Exact copies of the line with "Read all visible content and emit it as JSON." and of all lines after it through the end of the entries are required, and no other lines.

Data records:

*** Begin section ***

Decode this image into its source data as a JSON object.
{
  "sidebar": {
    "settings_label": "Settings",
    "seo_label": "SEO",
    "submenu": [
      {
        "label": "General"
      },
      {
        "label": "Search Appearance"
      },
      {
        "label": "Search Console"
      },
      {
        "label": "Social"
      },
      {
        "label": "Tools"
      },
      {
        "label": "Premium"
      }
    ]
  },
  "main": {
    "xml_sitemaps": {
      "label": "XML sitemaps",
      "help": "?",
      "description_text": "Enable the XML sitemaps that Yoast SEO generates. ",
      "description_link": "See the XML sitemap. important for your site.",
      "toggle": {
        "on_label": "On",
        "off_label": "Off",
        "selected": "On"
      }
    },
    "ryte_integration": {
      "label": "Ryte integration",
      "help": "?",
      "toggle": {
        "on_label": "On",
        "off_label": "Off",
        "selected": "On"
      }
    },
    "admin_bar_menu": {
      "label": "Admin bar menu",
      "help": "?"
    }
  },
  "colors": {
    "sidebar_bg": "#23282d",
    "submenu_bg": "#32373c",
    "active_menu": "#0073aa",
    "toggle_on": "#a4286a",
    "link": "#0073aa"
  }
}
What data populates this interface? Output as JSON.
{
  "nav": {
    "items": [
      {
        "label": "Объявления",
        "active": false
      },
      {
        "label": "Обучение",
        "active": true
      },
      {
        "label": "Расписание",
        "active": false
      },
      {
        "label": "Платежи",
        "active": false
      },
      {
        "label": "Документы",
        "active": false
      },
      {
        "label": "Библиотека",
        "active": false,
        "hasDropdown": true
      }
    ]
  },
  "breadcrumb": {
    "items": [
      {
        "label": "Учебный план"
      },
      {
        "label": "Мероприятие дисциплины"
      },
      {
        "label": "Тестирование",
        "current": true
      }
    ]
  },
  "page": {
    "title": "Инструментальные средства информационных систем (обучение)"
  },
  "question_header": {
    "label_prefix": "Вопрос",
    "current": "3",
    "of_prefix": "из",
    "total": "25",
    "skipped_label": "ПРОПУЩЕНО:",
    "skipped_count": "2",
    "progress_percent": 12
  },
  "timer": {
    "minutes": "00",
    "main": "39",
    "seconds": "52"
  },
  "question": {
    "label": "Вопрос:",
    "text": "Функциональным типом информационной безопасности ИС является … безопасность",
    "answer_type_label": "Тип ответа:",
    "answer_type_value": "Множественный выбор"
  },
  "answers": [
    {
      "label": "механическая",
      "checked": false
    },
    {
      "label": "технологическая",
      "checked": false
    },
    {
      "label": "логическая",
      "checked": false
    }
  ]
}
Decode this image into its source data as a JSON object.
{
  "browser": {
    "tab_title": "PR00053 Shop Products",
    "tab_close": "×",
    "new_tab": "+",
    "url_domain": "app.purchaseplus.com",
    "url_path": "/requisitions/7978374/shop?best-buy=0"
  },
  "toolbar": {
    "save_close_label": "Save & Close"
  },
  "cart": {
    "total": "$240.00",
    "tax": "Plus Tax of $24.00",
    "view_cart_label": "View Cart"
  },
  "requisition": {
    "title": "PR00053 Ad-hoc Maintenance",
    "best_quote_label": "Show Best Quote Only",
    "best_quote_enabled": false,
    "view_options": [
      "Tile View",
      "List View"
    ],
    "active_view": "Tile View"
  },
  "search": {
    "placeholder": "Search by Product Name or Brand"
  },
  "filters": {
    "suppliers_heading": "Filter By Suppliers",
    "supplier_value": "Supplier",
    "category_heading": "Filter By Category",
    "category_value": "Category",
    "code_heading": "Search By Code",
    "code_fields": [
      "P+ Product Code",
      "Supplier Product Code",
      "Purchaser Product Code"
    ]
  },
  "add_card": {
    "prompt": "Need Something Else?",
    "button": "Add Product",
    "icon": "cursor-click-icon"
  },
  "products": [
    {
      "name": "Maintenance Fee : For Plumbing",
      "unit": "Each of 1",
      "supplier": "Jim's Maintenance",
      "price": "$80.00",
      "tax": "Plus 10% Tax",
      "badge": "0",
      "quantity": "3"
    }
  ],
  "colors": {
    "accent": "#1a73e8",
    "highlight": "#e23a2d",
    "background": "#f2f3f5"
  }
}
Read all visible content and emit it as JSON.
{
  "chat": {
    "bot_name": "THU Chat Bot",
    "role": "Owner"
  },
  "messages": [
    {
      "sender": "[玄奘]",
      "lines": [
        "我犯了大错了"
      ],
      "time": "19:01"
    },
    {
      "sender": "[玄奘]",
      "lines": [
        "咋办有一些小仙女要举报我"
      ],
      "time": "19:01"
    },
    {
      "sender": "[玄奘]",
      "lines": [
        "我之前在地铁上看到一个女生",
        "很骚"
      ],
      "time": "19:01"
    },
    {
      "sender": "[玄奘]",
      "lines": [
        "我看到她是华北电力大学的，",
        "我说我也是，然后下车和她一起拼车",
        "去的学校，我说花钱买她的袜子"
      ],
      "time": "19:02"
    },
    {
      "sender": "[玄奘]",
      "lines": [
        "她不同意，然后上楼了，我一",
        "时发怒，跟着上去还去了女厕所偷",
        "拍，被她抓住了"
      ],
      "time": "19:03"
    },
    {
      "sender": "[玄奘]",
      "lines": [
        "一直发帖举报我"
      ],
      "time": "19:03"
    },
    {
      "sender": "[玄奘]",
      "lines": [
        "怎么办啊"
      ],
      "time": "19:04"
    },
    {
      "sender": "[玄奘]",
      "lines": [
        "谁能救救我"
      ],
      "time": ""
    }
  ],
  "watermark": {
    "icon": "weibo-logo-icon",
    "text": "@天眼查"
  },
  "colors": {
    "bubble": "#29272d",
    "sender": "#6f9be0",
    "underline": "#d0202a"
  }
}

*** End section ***

◆ **Solution to the exercise**:
Read all visible content and emit it as JSON.
{
  "chat": {
    "bot_name": "THU Chat Bot",
    "role": "Owner"
  },
  "messages": [
    {
      "sender": "[玄奘]",
      "lines": [
        "我犯了大错了"
      ],
      "time": "19:01"
    },
    {
      "sender": "[玄奘]",
      "lines": [
        "咋办有一些小仙女要举报我"
      ],
      "time": "19:01"
    },
    {
      "sender": "[玄奘]",
      "lines": [
        "我之前在地铁上看到一个女生",
        "很骚"
      ],
      "time": "19:01"
    },
    {
      "sender": "[玄奘]",
      "lines": [
        "我看到她是华北电力大学的，",
        "我说我也是，然后下车和她一起拼车",
        "去的学校，我说花钱买她的袜子"
      ],
      "time": "19:02"
    },
    {
      "sender": "[玄奘]",
      "lines": [
        "她不同意，然后上楼了，我一",
        "时发怒，跟着上去还去了女厕所偷",
        "拍，被她抓住了"
      ],
      "time": "19:03"
    },
    {
      "sender": "[玄奘]",
      "lines": [
        "一直发帖举报我"
      ],
      "time": "19:03"
    },
    {
      "sender": "[玄奘]",
      "lines": [
        "怎么办啊"
      ],
      "time": "19:04"
    },
    {
      "sender": "[玄奘]",
      "lines": [
        "谁能救救我"
      ],
      "time": ""
    }
  ],
  "watermark": {
    "icon": "weibo-logo-icon",
    "text": "@天眼查"
  },
  "colors": {
    "bubble": "#29272d",
    "sender": "#6f9be0",
    "underline": "#d0202a"
  }
}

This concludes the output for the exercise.